Teaching renormalization, scaling, and universality with an example from quantum mechanics.
We discuss the quantum mechanics of a particle restricted to the half-line $x > 0$ with potential energy $V = \alpha/x^2$ for $-1/4 < \alpha < 0$. It is known that two scale-invariant theories may be defined. By regularizing the near-origin behavior of the potential by a finite square well with variable width $b$ and depth $g$, it is shown how these two scale-invariant theories occupy fixed points in the resulting $(b,g)$-space of Hamiltonians. A renormalization group flow exists in this space and scaling variables are shown to exist in a neighborhood of the fixed points. Consequently, the propagator of the regulated theory enjoys homogeneous scaling laws close to the fixed points. Using renormalization group arguments it is possible to discern the functional form of the propagator for long distances and long imaginary times, thus demonstrating the extent to which fixed points control the behavior of the cut-off theory.
By keeping the width fixed and varying only the well depth, we show how the mean position of a bound state diverges as $g$ approaches a critical value. It is proven that the exponent characterizing the divergence is universal in the sense that its value is independent of the choice of regulator.
Two classical interpretations of the results are discussed: standard Brownian motion on the real line, and the free energy of a certain one-dimensional chain of particles with prescribed boundary conditions. In the former example, $V$ appears as part of an expectation value in the Feynman-Kac formula.
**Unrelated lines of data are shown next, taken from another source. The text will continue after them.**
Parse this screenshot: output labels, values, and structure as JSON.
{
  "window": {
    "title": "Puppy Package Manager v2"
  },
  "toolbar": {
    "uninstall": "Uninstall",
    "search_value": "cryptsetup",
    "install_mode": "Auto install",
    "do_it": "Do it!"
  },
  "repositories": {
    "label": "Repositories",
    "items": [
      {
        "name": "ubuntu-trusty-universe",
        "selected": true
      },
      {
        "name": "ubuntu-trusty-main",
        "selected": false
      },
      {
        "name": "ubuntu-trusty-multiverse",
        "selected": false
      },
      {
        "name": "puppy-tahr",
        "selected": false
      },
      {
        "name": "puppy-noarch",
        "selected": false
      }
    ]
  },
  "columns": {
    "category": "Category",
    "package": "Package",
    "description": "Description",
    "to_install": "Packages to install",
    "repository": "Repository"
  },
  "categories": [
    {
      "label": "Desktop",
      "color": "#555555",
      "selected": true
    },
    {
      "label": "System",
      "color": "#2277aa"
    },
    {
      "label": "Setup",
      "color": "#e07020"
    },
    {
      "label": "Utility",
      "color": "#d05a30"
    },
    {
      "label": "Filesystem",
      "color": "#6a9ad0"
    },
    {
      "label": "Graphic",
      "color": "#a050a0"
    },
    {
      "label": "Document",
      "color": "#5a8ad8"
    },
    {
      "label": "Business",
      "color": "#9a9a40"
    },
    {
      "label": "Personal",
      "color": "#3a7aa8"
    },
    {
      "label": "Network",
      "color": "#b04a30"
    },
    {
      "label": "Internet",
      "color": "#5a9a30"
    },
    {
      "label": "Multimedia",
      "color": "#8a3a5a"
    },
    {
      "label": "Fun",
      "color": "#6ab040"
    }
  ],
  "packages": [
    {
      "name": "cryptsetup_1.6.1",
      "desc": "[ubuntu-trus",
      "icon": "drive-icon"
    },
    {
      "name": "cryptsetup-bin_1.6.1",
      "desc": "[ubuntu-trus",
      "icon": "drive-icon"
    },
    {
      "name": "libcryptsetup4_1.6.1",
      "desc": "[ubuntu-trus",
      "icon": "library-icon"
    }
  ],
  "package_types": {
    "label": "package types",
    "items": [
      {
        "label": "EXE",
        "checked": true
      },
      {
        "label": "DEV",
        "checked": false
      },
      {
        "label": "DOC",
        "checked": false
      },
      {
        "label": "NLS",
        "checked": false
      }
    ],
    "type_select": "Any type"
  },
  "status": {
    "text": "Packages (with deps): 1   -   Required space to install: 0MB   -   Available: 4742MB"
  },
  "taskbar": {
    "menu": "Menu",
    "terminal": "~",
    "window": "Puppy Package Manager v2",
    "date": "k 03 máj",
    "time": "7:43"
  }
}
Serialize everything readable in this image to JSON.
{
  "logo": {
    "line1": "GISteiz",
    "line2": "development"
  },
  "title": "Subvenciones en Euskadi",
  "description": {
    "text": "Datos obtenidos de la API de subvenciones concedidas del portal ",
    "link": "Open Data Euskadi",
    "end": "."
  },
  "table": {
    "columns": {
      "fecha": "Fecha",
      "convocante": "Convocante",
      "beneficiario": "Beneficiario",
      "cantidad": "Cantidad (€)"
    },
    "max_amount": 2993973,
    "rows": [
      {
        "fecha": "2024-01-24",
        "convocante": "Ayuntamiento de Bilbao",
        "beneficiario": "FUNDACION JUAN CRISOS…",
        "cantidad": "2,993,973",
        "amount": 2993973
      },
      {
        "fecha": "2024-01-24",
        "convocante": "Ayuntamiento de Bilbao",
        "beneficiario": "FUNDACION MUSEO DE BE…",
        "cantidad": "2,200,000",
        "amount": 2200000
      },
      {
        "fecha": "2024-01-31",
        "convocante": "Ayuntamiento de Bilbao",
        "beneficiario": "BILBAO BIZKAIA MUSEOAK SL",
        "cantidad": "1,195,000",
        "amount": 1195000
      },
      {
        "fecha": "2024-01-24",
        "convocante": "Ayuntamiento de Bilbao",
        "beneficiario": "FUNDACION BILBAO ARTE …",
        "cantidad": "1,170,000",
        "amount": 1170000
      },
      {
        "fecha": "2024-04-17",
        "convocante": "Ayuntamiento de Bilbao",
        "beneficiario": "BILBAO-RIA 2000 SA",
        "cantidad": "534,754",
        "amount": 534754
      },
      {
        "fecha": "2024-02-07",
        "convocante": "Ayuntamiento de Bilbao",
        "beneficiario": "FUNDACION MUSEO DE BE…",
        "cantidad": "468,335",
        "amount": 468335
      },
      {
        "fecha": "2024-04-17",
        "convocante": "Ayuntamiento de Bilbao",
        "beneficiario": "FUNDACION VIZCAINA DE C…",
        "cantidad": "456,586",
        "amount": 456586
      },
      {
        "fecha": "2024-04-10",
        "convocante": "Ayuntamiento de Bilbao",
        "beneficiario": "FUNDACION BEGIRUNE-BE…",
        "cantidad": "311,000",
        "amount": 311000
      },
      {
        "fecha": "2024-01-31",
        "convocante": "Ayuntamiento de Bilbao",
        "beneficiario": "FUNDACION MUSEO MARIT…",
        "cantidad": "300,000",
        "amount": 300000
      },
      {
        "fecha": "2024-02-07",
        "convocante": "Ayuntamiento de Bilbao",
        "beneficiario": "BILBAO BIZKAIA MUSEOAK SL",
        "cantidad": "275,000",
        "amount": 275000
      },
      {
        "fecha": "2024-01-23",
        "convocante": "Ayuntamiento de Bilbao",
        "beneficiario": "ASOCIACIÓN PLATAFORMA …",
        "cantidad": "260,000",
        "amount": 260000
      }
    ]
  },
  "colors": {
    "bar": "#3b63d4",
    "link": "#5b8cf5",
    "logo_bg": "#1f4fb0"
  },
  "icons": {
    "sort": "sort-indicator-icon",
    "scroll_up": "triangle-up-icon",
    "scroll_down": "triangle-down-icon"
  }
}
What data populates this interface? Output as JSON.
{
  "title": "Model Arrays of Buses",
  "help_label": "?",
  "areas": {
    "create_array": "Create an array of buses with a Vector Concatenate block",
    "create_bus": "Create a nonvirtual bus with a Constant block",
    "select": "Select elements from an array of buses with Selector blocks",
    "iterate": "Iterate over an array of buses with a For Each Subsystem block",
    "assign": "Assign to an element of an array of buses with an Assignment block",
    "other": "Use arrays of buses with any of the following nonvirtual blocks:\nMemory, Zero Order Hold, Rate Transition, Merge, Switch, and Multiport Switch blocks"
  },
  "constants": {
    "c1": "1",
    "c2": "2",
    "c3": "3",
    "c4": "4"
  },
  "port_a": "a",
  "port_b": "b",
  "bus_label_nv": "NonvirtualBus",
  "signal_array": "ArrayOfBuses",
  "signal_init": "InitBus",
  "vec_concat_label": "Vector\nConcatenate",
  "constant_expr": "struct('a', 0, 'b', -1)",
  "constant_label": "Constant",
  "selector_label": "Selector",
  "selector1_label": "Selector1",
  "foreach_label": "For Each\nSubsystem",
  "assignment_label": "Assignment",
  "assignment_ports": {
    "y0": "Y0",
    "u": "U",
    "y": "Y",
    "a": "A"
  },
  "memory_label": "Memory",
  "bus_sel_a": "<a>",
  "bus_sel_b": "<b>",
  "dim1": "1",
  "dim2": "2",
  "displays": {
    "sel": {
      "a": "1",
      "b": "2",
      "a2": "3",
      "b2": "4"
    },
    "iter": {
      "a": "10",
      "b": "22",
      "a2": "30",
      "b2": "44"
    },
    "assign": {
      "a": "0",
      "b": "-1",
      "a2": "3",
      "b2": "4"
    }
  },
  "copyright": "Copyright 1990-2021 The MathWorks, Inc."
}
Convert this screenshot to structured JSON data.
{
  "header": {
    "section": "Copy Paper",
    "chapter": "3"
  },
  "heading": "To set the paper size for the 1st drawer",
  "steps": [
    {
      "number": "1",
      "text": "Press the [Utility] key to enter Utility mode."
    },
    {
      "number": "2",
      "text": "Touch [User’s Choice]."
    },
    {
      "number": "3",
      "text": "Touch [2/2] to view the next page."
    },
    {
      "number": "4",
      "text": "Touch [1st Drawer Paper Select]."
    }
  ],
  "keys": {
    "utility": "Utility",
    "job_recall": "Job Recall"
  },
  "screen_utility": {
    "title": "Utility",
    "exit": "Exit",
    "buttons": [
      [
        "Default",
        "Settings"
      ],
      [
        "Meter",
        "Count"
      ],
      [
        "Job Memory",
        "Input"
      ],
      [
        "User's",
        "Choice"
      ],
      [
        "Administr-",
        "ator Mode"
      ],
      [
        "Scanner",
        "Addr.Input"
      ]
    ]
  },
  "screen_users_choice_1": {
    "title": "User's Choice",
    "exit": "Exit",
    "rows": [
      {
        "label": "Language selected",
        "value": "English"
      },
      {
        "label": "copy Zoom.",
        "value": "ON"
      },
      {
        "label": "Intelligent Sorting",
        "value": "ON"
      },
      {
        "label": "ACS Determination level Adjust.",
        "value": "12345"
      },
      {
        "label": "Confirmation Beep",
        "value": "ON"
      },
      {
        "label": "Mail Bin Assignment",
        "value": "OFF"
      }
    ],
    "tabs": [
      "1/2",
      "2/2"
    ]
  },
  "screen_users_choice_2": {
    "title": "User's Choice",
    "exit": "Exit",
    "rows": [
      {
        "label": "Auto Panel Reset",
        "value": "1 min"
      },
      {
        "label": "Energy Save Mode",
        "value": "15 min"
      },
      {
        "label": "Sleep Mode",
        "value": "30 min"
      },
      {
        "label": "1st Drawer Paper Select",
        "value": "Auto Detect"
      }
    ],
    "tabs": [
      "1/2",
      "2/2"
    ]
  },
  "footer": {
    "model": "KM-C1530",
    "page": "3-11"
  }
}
In the latter example, $V$ appears as the background potential for the chain, and the loss of extensivity is dictated by a universal power law.
Publisher URL: http://arxiv.org/abs/1707.04388